However I ended Up LOVING every darn page
Cmon women pick this up --it is Great
I wanted to share it with my sister, so purchased the hard copy on Amazon. Much to my disappointment, the title (obviously the first title) did not say, "I Hate My Neck" but rather "I Feel Bad About My Neck." Whichever version you read, if you are an aging woman, you will find this telling of incidents from the author's life, stories with which you can relate! It will keep you in stitches.
Warning: Read only one story at a time. If you read it straight through, it will loose some of the pizzazz!
My sister loves it too!
The first part of the book is the more humorous part. It focuses on changes that every woman alive goes through...or will go through. According to Ephron, even the skinniest of young chicks can expect to have a little roll of fat sometime around 45 regardless of how much she starves herself or how many sit-ups she does. Towards the end of the book, the author's tone turns serious as she talks about death, especially that of her best friend.
There are many good sections that I hope I can remember. Right now I'm chuckling as I remember her description of the contents of her purse. I can identify! Others aren't so funny, and yet they're memorable.
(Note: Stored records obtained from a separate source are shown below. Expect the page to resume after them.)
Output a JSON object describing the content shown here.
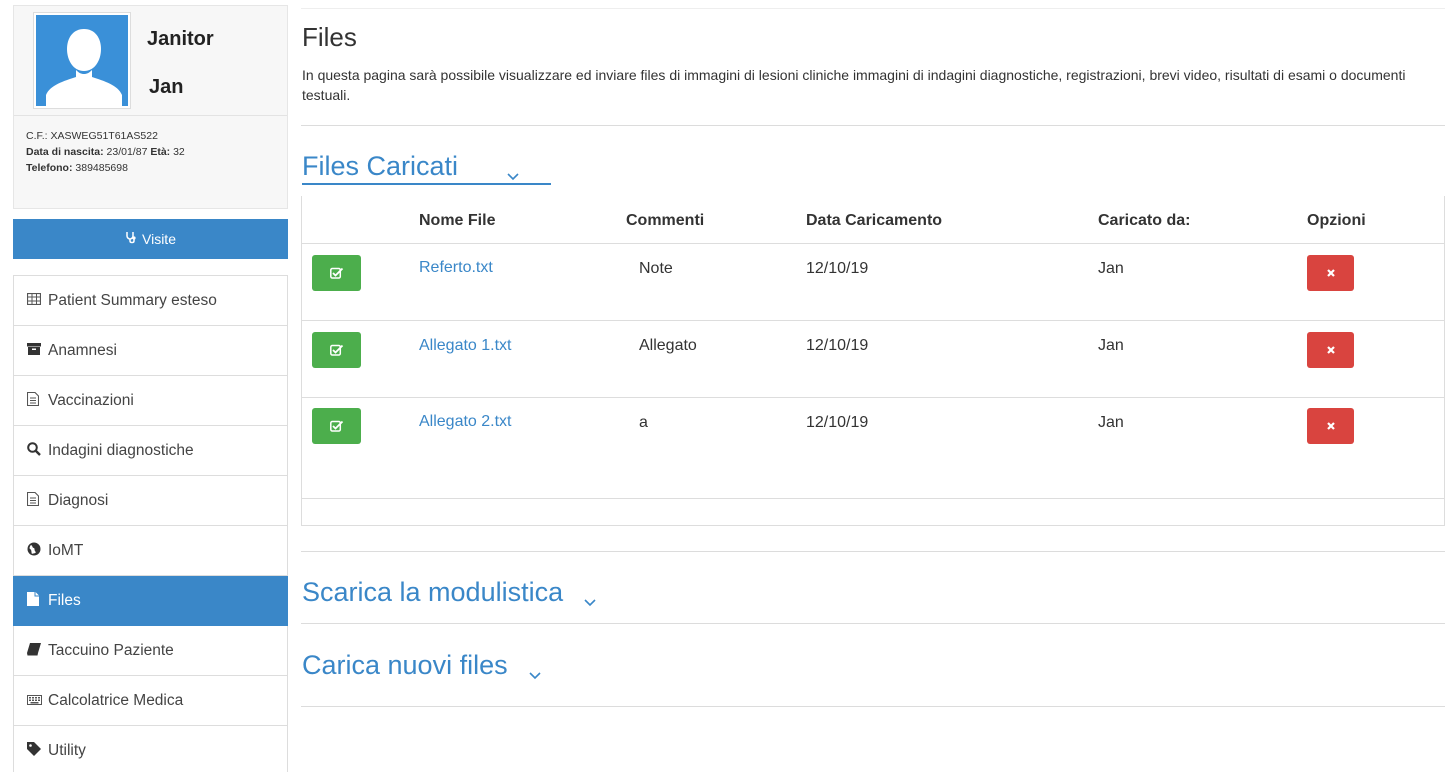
{
  "patient": {
    "first_name": "Janitor",
    "last_name": "Jan",
    "cf_label": "C.F.:",
    "cf_value": "XASWEG51T61AS522",
    "dob_label": "Data di nascita:",
    "dob_value": "23/01/87",
    "age_label": "Età:",
    "age_value": "32",
    "phone_label": "Telefono:",
    "phone_value": "389485698"
  },
  "sidebar": {
    "visite_label": "Visite",
    "items": [
      {
        "label": "Patient Summary esteso",
        "icon": "table-icon"
      },
      {
        "label": "Anamnesi",
        "icon": "archive-icon"
      },
      {
        "label": "Vaccinazioni",
        "icon": "document-icon"
      },
      {
        "label": "Indagini diagnostiche",
        "icon": "search-icon"
      },
      {
        "label": "Diagnosi",
        "icon": "document-icon"
      },
      {
        "label": "IoMT",
        "icon": "globe-icon"
      },
      {
        "label": "Files",
        "icon": "file-icon",
        "active": true
      },
      {
        "label": "Taccuino Paziente",
        "icon": "book-icon"
      },
      {
        "label": "Calcolatrice Medica",
        "icon": "keyboard-icon"
      },
      {
        "label": "Utility",
        "icon": "tag-icon"
      }
    ]
  },
  "main": {
    "title": "Files",
    "description": "In questa pagina sarà possibile visualizzare ed inviare files di immagini di lesioni cliniche immagini di indagini diagnostiche, registrazioni, brevi video, risultati di esami o documenti testuali.",
    "section_uploaded": "Files Caricati",
    "section_download": "Scarica la modulistica",
    "section_upload": "Carica nuovi files",
    "table": {
      "headers": {
        "name": "Nome File",
        "comments": "Commenti",
        "date": "Data Caricamento",
        "uploader": "Caricato da:",
        "options": "Opzioni"
      },
      "rows": [
        {
          "name": "Referto.txt",
          "comment": "Note",
          "date": "12/10/19",
          "uploader": "Jan"
        },
        {
          "name": "Allegato 1.txt",
          "comment": "Allegato",
          "date": "12/10/19",
          "uploader": "Jan"
        },
        {
          "name": "Allegato 2.txt",
          "comment": "a",
          "date": "12/10/19",
          "uploader": "Jan"
        }
      ]
    }
  },
  "colors": {
    "primary": "#3a87c8",
    "success": "#4cae4c",
    "danger": "#d9443f"
  }
}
After writing about maintenance and how expensive and time consuming it is, the author says she's about eight hours a week from looking like a bag lady she sees on the street, frizzy hair and pot belly and bushy eyebrows.
If you're a woman in midlife (or getting close) looking for a quick read with both serious and funny aspects, you'll enjoy "the neck book."